On the trek out, everyone's thoughts turned to non-dehydrated food: pizza, burgers, steaks. We finally opted for some fatty Mexican food at one stop and, two hours later, burgers and ice cream at another.
Getting to the Tetons was easy enough. To save money, we flew into Salt Lake City, rented a too-tiny car, packed our gear into every nook and cranny, drove four and a half hours to Jackson Hole and stayed in a motel the first night.
The next morning, after rearranging our belongings for the backpack and what was to be left in the car, we headed to the ranger station to pick up camping permits and make adjustments to campsites since some of the areas previously selected sat under about six feet of snow.

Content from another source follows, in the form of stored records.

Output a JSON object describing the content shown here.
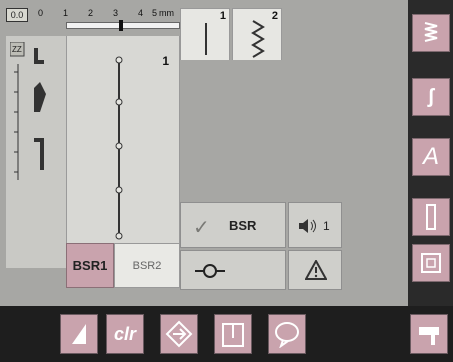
{
  "ruler": {
    "box_label": "0.0",
    "ticks": [
      "0",
      "1",
      "2",
      "3",
      "4",
      "5"
    ],
    "unit": "mm"
  },
  "stitch_panel": {
    "segment_number": "1"
  },
  "tabs": {
    "bsr1_label": "BSR1",
    "bsr2_label": "BSR2"
  },
  "patterns": [
    {
      "number": "1",
      "icon": "straight-stitch-icon"
    },
    {
      "number": "2",
      "icon": "zigzag-stitch-icon"
    }
  ],
  "bsr_button": {
    "label": "BSR",
    "icon": "checkmark-icon"
  },
  "volume_button": {
    "label": "1",
    "icon": "speaker-icon"
  },
  "sidebar": {
    "items": [
      "stitch-menu-icon",
      "quick-stitch-icon",
      "alphabet-icon",
      "buttonhole-icon",
      "quilt-icon"
    ],
    "alphabet_label": "A"
  },
  "bottom_bar": {
    "clr_label": "clr"
  },
  "colors": {
    "accent": "#c9a3ad",
    "background": "#a7a7a4"
  }
}
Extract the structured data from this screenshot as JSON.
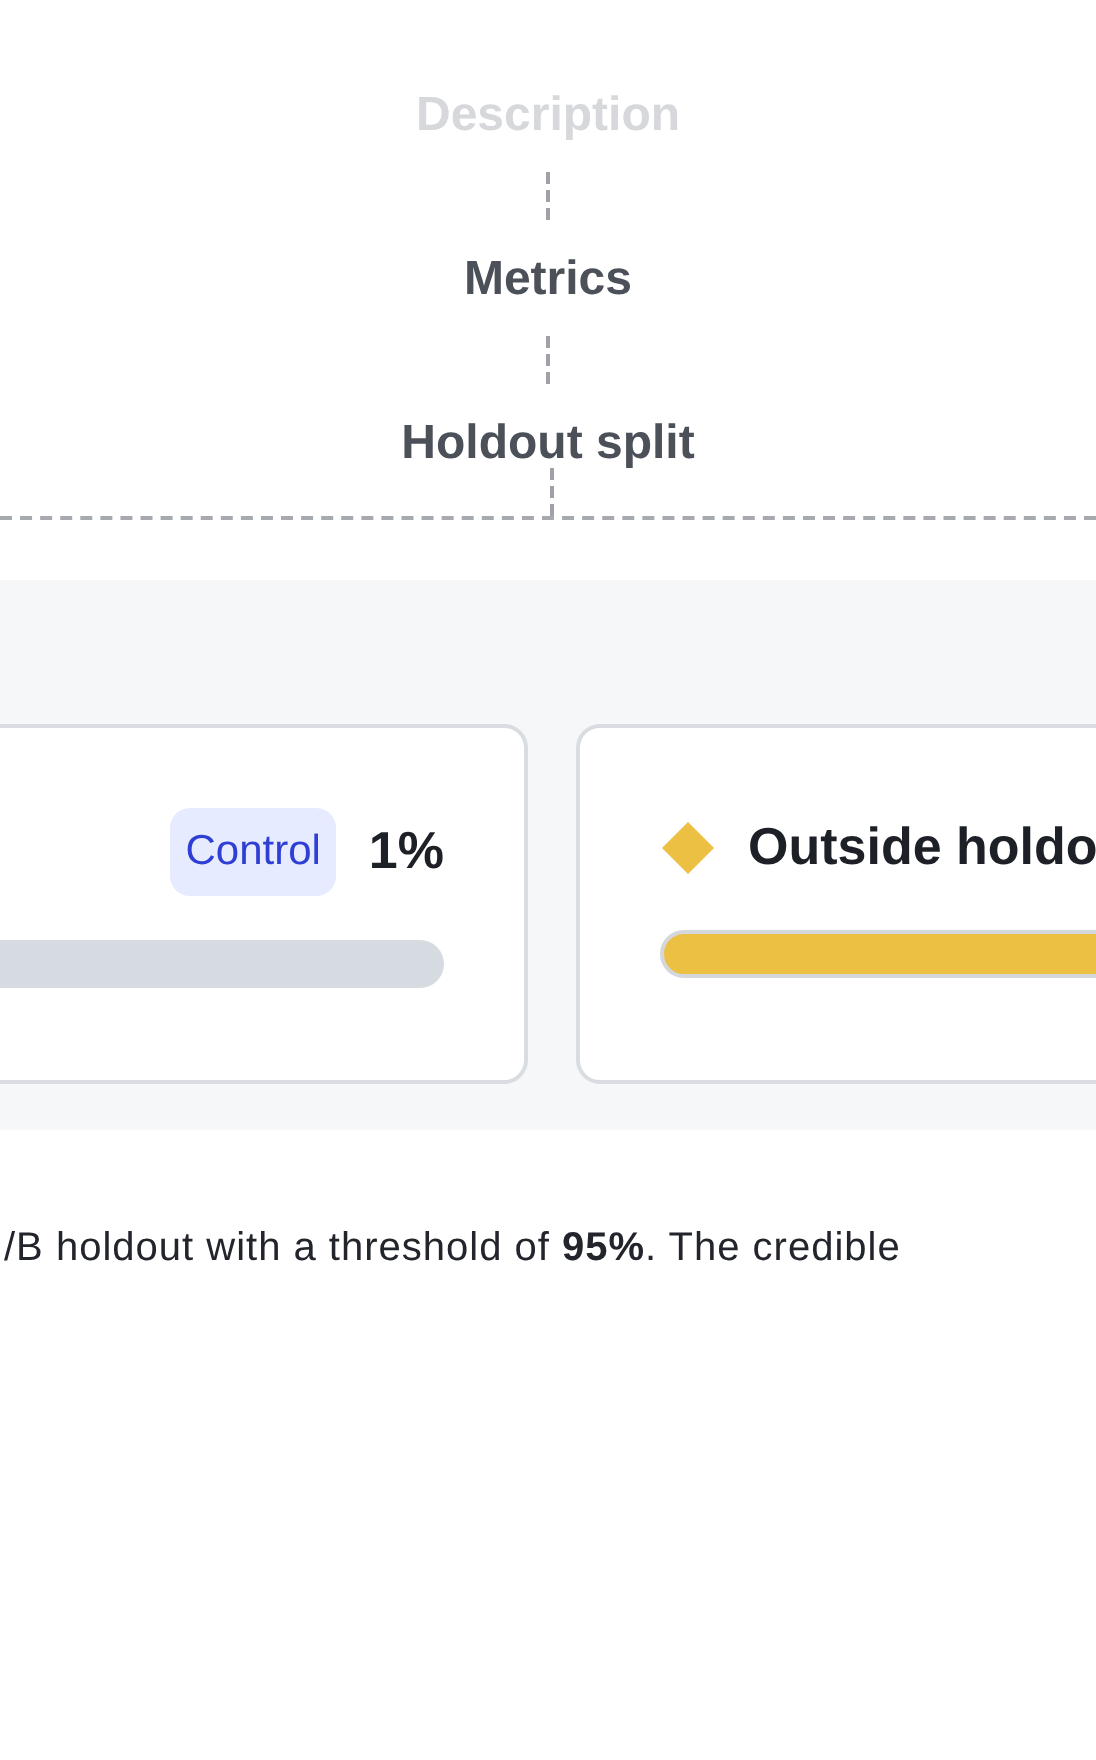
{
  "steps": [
    {
      "label": "Description",
      "dimmed": true
    },
    {
      "label": "Metrics",
      "dimmed": false
    },
    {
      "label": "Holdout split",
      "dimmed": false
    }
  ],
  "groups": [
    {
      "kind": "control",
      "badge": "Control",
      "percent": "1%",
      "color": "#d6dae1"
    },
    {
      "kind": "outside",
      "title": "Outside holdo",
      "color": "#ecc143"
    }
  ],
  "summary": "/B holdout with a threshold of **95%**. The credible"
}
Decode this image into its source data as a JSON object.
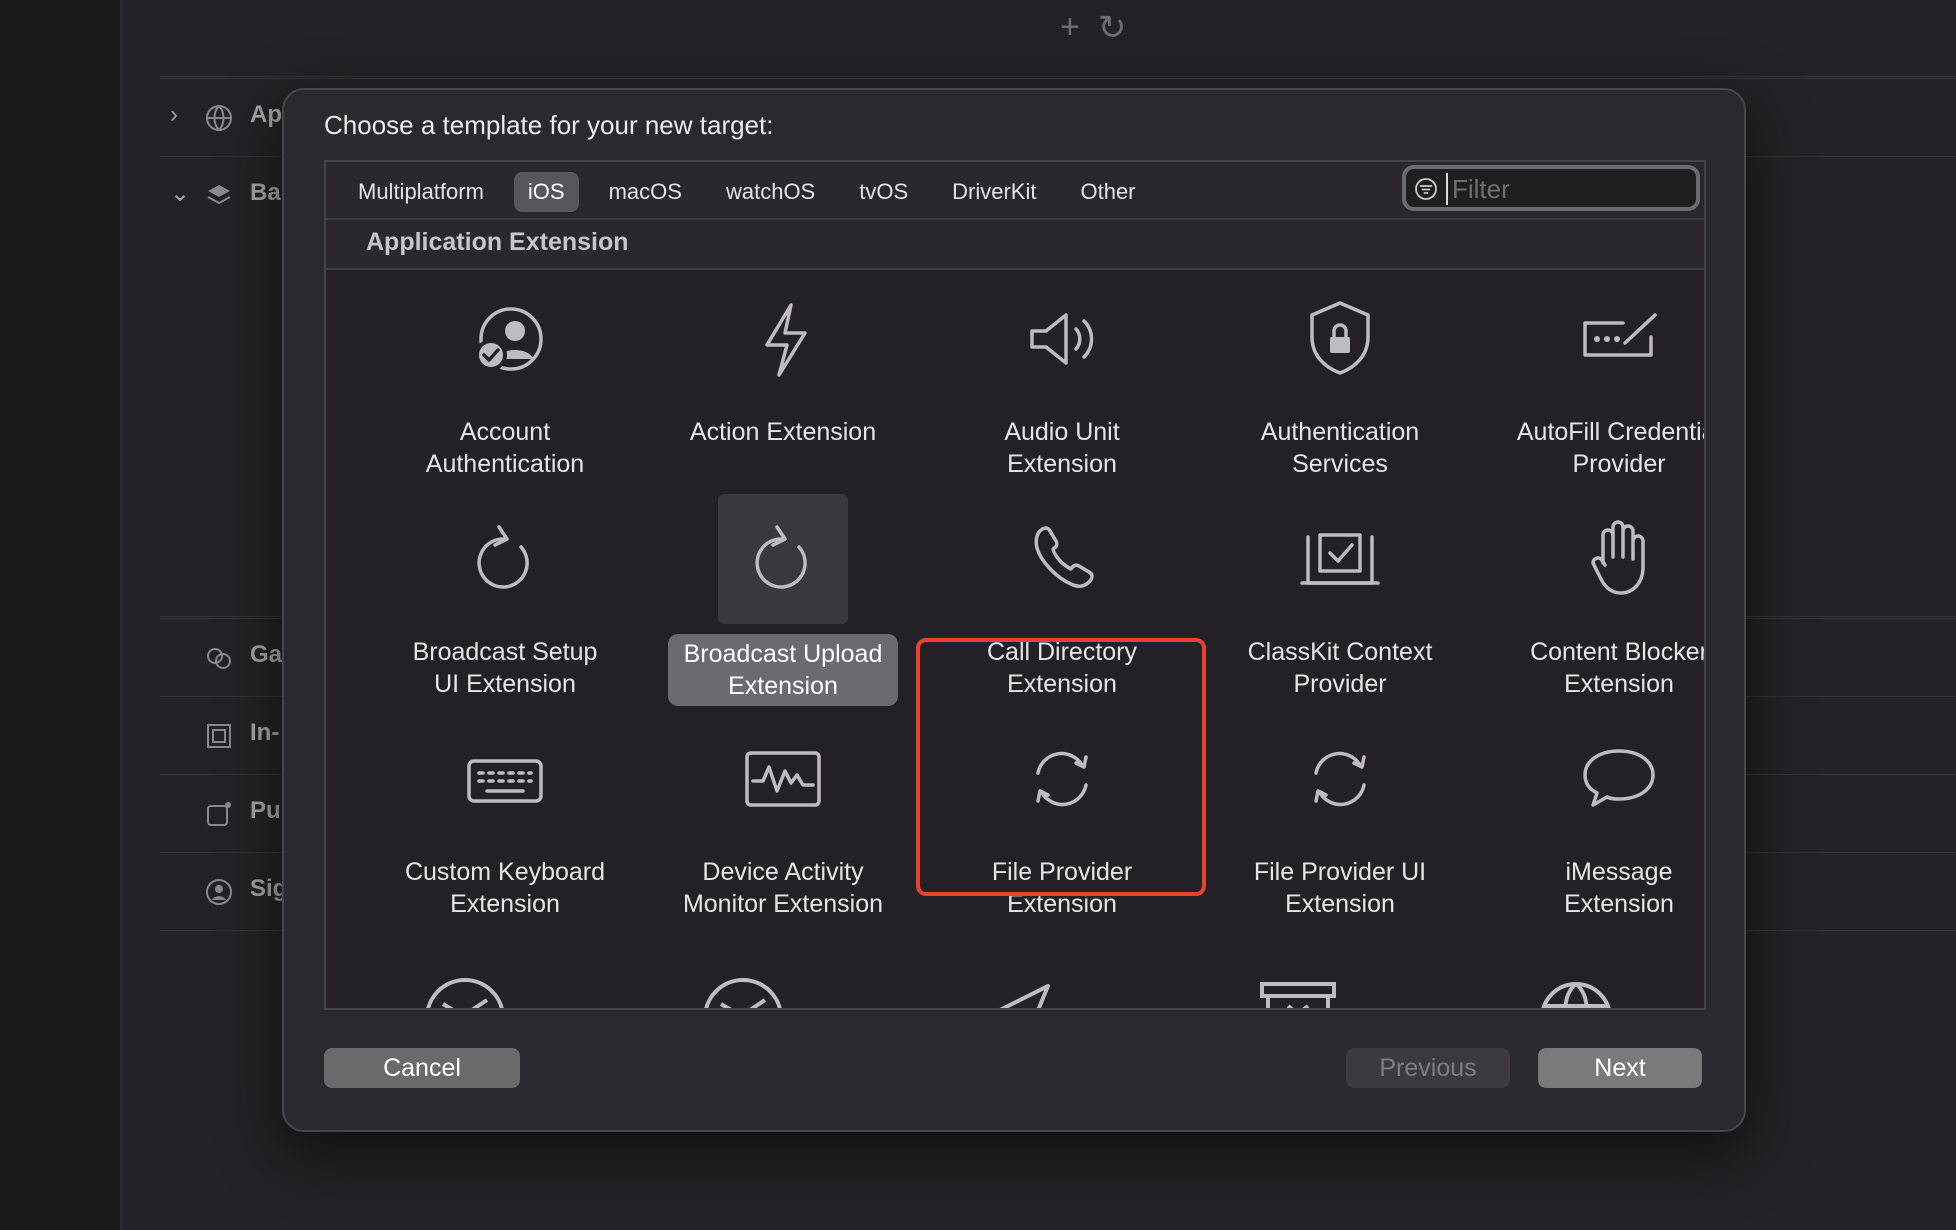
{
  "dialog": {
    "title": "Choose a template for your new target:",
    "tabs": [
      "Multiplatform",
      "iOS",
      "macOS",
      "watchOS",
      "tvOS",
      "DriverKit",
      "Other"
    ],
    "active_tab": "iOS",
    "filter_placeholder": "Filter",
    "section": "Application Extension",
    "selected_template": "Broadcast Upload Extension",
    "templates": [
      {
        "label": "Account\nAuthentication",
        "icon": "account-check-icon"
      },
      {
        "label": "Action Extension",
        "icon": "lightning-icon"
      },
      {
        "label": "Audio Unit\nExtension",
        "icon": "speaker-icon"
      },
      {
        "label": "Authentication\nServices",
        "icon": "lock-shield-icon"
      },
      {
        "label": "AutoFill Credential\nProvider",
        "icon": "password-field-icon"
      },
      {
        "label": "Broadcast Setup\nUI Extension",
        "icon": "circular-arrow-icon"
      },
      {
        "label": "Broadcast Upload\nExtension",
        "icon": "circular-arrow-icon"
      },
      {
        "label": "Call Directory\nExtension",
        "icon": "phone-icon"
      },
      {
        "label": "ClassKit Context\nProvider",
        "icon": "checkbox-tray-icon"
      },
      {
        "label": "Content Blocker\nExtension",
        "icon": "hand-icon"
      },
      {
        "label": "Custom Keyboard\nExtension",
        "icon": "keyboard-icon"
      },
      {
        "label": "Device Activity\nMonitor Extension",
        "icon": "activity-wave-icon"
      },
      {
        "label": "File Provider\nExtension",
        "icon": "sync-arrows-icon"
      },
      {
        "label": "File Provider UI\nExtension",
        "icon": "sync-arrows-icon"
      },
      {
        "label": "iMessage\nExtension",
        "icon": "speech-bubble-icon"
      }
    ],
    "buttons": {
      "cancel": "Cancel",
      "previous": "Previous",
      "next": "Next"
    }
  },
  "background": {
    "sidebar_rows": [
      "Ap",
      "Ba",
      "Ga",
      "In-",
      "Pu",
      "Sig"
    ]
  }
}
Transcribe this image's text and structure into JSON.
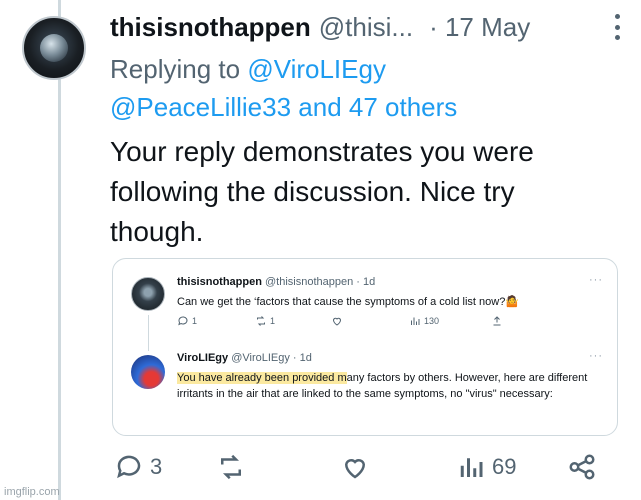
{
  "tweet": {
    "author_name": "thisisnothappen",
    "author_handle": "@thisi...",
    "date": "· 17 May",
    "reply_prefix": "Replying to",
    "reply_handle_1": "@ViroLIEgy",
    "reply_handle_2": "@PeaceLillie33 and 47 others",
    "text": "Your reply demonstrates you were following the discussion. Nice try though.",
    "stats": {
      "replies": "3",
      "views": "69"
    }
  },
  "quoted": {
    "first": {
      "name": "thisisnothappen",
      "handle_time": "@thisisnothappen · 1d",
      "text": "Can we get the ‘factors that cause the symptoms of a cold list now?🤷",
      "replies": "1",
      "reposts": "1",
      "views": "130",
      "more": "···"
    },
    "second": {
      "name": "ViroLIEgy",
      "handle_time": "@ViroLIEgy · 1d",
      "text_highlight": "You have already been provided m",
      "text_rest": "any factors by others. However, here are different irritants in the air that are linked to the same symptoms, no \"virus\" necessary:",
      "more": "···"
    }
  },
  "icons": [
    "reply-icon",
    "repost-icon",
    "like-icon",
    "views-icon",
    "share-icon",
    "more-icon"
  ],
  "colors": {
    "link": "#1d9bf0",
    "muted": "#536471",
    "highlight": "#fbe9a0"
  },
  "watermark": "imgflip.com"
}
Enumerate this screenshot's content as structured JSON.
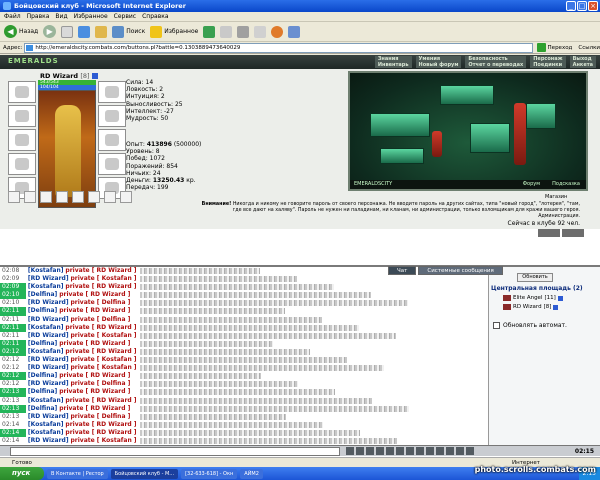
{
  "window": {
    "title": "Бойцовский клуб - Microsoft Internet Explorer",
    "menu": [
      "Файл",
      "Правка",
      "Вид",
      "Избранное",
      "Сервис",
      "Справка"
    ],
    "toolbar": {
      "back": "Назад",
      "search": "Поиск",
      "favorites": "Избранное"
    },
    "address_label": "Адрес:",
    "address": "http://emeraldscity.combats.com/buttons.pl?battle=0.1303889473640029",
    "go_label": "Переход",
    "links_label": "Ссылки"
  },
  "game": {
    "logo": "EMERALDS",
    "nav_links": [
      "Знания",
      "Умения",
      "Безопасность",
      "Персонаж",
      "Выход",
      "Инвентарь",
      "Новый форум",
      "Отчет о переводах",
      "Поединки",
      "Анкета"
    ],
    "character": {
      "name": "RD Wizard",
      "level": "[8]",
      "hp_text": "543/543",
      "mp_text": "104/104",
      "hp_fraction": 1.0,
      "mp_fraction": 1.0
    },
    "stats": [
      "Сила: 14",
      "Ловкость: 2",
      "Интуиция: 2",
      "Выносливость: 25",
      "Интеллект: -27",
      "Мудрость: 50"
    ],
    "stats2": {
      "exp_label": "Опыт:",
      "exp": "413896",
      "exp_next": "(500000)",
      "level": "Уровень: 8",
      "wins": "Побед: 1072",
      "losses": "Поражений: 854",
      "draws": "Ничьих: 24",
      "money_label": "Деньги:",
      "money": "13250.43",
      "money_unit": "кр.",
      "transfers": "Передач: 199"
    },
    "scene": {
      "caption": "EMERALDSCITY",
      "forum": "Форум",
      "hint": "Подсказка",
      "shop": "Магазин"
    },
    "warning_bold": "Внимание!",
    "warning_text": "Никогда и никому не говорите пароль от своего персонажа. Не вводите пароль на других сайтах, типа \"новый город\", \"лотерея\", \"там, где все дают на халяву\". Пароль не нужен ни паладинам, ни кланам, ни администрации, только взломщикам для кражи вашего героя.",
    "admin": "Администрация.",
    "online": "Сейчас в клубе 92 чел."
  },
  "chat": {
    "tabs": [
      "Чат",
      "Системные сообщения"
    ],
    "rows": [
      {
        "time": "02:08",
        "green": false,
        "user": "[Kostafan]",
        "target": "private [ RD Wizard ]"
      },
      {
        "time": "02:09",
        "green": false,
        "user": "[RD Wizard]",
        "target": "private [ Kostafan ]"
      },
      {
        "time": "02:09",
        "green": true,
        "user": "[Kostafan]",
        "target": "private [ RD Wizard ]"
      },
      {
        "time": "02:10",
        "green": true,
        "user": "[Delfina]",
        "target": "private [ RD Wizard ]"
      },
      {
        "time": "02:10",
        "green": false,
        "user": "[RD Wizard]",
        "target": "private [ Delfina ]"
      },
      {
        "time": "02:11",
        "green": true,
        "user": "[Delfina]",
        "target": "private [ RD Wizard ]"
      },
      {
        "time": "02:11",
        "green": false,
        "user": "[RD Wizard]",
        "target": "private [ Delfina ]"
      },
      {
        "time": "02:11",
        "green": true,
        "user": "[Kostafan]",
        "target": "private [ RD Wizard ]"
      },
      {
        "time": "02:11",
        "green": false,
        "user": "[RD Wizard]",
        "target": "private [ Kostafan ]"
      },
      {
        "time": "02:11",
        "green": true,
        "user": "[Delfina]",
        "target": "private [ RD Wizard ]"
      },
      {
        "time": "02:12",
        "green": true,
        "user": "[Kostafan]",
        "target": "private [ RD Wizard ]"
      },
      {
        "time": "02:12",
        "green": false,
        "user": "[RD Wizard]",
        "target": "private [ Kostafan ]"
      },
      {
        "time": "02:12",
        "green": false,
        "user": "[RD Wizard]",
        "target": "private [ Kostafan ]"
      },
      {
        "time": "02:12",
        "green": true,
        "user": "[Delfina]",
        "target": "private [ RD Wizard ]"
      },
      {
        "time": "02:12",
        "green": false,
        "user": "[RD Wizard]",
        "target": "private [ Delfina ]"
      },
      {
        "time": "02:13",
        "green": true,
        "user": "[Delfina]",
        "target": "private [ RD Wizard ]"
      },
      {
        "time": "02:13",
        "green": false,
        "user": "[Kostafan]",
        "target": "private [ RD Wizard ]"
      },
      {
        "time": "02:13",
        "green": true,
        "user": "[Delfina]",
        "target": "private [ RD Wizard ]"
      },
      {
        "time": "02:13",
        "green": false,
        "user": "[RD Wizard]",
        "target": "private [ Delfina ]"
      },
      {
        "time": "02:14",
        "green": false,
        "user": "[Kostafan]",
        "target": "private [ RD Wizard ]"
      },
      {
        "time": "02:14",
        "green": true,
        "user": "[Kostafan]",
        "target": "private [ RD Wizard ]"
      },
      {
        "time": "02:14",
        "green": false,
        "user": "[RD Wizard]",
        "target": "private [ Kostafan ]"
      }
    ]
  },
  "sidebar": {
    "refresh": "Обновить",
    "room": "Центральная площадь (2)",
    "players": [
      {
        "name": "Elite Angel",
        "level": "[11]"
      },
      {
        "name": "RD Wizard",
        "level": "[8]"
      }
    ],
    "auto_refresh": "Обновлять автомат."
  },
  "clock": "02:15",
  "status": {
    "ready": "Готово",
    "zone": "Интернет"
  },
  "taskbar": {
    "start": "пуск",
    "tasks": [
      "В Контакте | Рестор",
      "Бойцовский клуб - М...",
      "[32-633-618] - Окн",
      "АЙМ2"
    ],
    "time": "2:15"
  },
  "watermark": "photo.scrolls.combats.com"
}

The first day proved the most vexing as the trail quickly vanished under a thick coat of snow, causing us to cut across loose rocks, an icy hillside we later learned was in jeopardy of slipping away, and down a steep, snow-covered, somewhat treacherous mountain to a stream, where we camped in a clearing beside patches of snow, setting up just as a hail storm hit.
Never a dull moment.
Six months of planning paid off, and unexpected twists added to the adventure, though I have to say crossing that spiky log over a rushing stream with snow on both banks proved scarier than I care to remember. Hiking the Tetons proved to be a trip of a lifetime.
I'd do it again. Tomorrow if I could. We all would.